Gardening isn’t just one of those talents you pick up—so says the legions of cynical ex-gardeners across the nation. Those downtrodden, houseplant-murdering kinds of people who have succumbed to the belief they were born with brown thumbs and there is nothing that can be done about it.
If you are one of these people, or if nay-sayers have made you nervous, before you start getting glum and kicking your dreams of a personal back-yard grocery out the door, know this, you can start a garden and it CAN prosper—even if you’ve failed in the past. Just use a low maintenance gardening method that maintains the quality of your soil.
We highly recommend “lasagna gardening,” developed and popularized by Patricia Lanza, a busy innkeeper who had a need for a garden that tended itself. Designed to mimic Mother Nature’s composting patterns, Lanza’s raised bed method works in tough climates and places that are rocky and seemingly barren. True to its name, lasagna gardening is all about layering soils, compost and materials in order to nix the need for digging and excessive weeding.
Here’s how to build your own:
What You’ll Need:
- Old Newspapers
- Peat Moss
- Green Material (grass clippings, vegetable scraps and small garden trimmings)
Before you get started, think about where you want to place your garden. Try to use the best lit spot in your yard, but if you have a lot of unavoidable shade, just adapt what you grow to fit the setting. Asian Greens, arugula and scallions will grow well with only a couple hours of direct sunlight.
To get started, map out the borders of your garden and fill in the space with a layer of soaking wet newspaper. Use a thick pad, about ten layers thick. The newspaper will breakdown naturally over time, and kill any grass or plant growth beneath your garden

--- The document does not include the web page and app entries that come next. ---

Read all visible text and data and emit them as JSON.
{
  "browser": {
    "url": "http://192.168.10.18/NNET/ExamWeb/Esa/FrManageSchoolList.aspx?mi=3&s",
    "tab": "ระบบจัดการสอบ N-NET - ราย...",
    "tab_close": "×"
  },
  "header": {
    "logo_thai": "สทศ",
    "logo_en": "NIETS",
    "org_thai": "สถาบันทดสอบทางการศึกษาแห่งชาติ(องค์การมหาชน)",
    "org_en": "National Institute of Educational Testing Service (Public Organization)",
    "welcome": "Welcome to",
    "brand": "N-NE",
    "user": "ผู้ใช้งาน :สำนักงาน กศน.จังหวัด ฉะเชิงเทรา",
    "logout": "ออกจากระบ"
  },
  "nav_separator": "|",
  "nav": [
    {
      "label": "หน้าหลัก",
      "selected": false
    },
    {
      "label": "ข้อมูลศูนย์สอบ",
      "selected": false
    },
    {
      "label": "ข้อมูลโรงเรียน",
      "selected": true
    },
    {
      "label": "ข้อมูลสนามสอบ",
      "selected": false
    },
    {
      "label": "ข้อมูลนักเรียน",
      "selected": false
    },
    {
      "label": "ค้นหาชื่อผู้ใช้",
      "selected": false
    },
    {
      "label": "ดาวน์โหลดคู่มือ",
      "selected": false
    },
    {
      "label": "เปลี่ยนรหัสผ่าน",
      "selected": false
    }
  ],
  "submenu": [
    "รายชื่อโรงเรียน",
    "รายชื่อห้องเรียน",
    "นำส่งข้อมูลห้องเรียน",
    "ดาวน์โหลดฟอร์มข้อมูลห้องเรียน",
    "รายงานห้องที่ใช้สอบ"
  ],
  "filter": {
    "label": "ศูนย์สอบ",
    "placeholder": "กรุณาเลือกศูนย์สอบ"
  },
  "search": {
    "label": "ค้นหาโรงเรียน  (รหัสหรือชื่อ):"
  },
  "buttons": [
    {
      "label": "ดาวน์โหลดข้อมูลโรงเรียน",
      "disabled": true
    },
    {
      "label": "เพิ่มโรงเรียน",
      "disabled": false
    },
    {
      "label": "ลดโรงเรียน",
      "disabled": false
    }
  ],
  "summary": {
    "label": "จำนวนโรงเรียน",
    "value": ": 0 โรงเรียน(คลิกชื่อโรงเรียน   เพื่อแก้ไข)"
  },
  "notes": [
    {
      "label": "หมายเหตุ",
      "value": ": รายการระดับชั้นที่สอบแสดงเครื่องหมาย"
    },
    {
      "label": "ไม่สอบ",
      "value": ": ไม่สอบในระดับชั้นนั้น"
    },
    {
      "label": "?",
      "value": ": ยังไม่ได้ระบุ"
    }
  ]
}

Sprinkle the green material over top of the newspapers, followed by peat moss and then several inches of mulch. The mulch will keep the garden moist and cut back on watering needs.
Then spread organic hay over the garden area, and continue the pattern of green material, mulch, peat moss and hay until the garden is one and a half to two feet tall.
When layering, remember to keep the ratio one part green to four parts brown (hay, peat moss, mulch). If you don’t have the brown materials we listed on hand, a mixture of dried leaves, manure and pine needles will also do the trick.
Once your bed is made, the real fun begins—planting your garden. Getting going isn’t nearly as intimidating when you set your sights small (save your Garden of Eden plans for next year…), but the possibilities are endless. Try your hand this April at herbs and lettuce. Later in the spring, graduate to simple vegetables such as squash.
To get the entire history of Lasagna Gardening and for more of the nitty-gritty details, Patricia Lanza’s piece on Lasagna Gardening in Mother Earth News is a must-read.
—By Emily Arno, Relish Multimedia Editor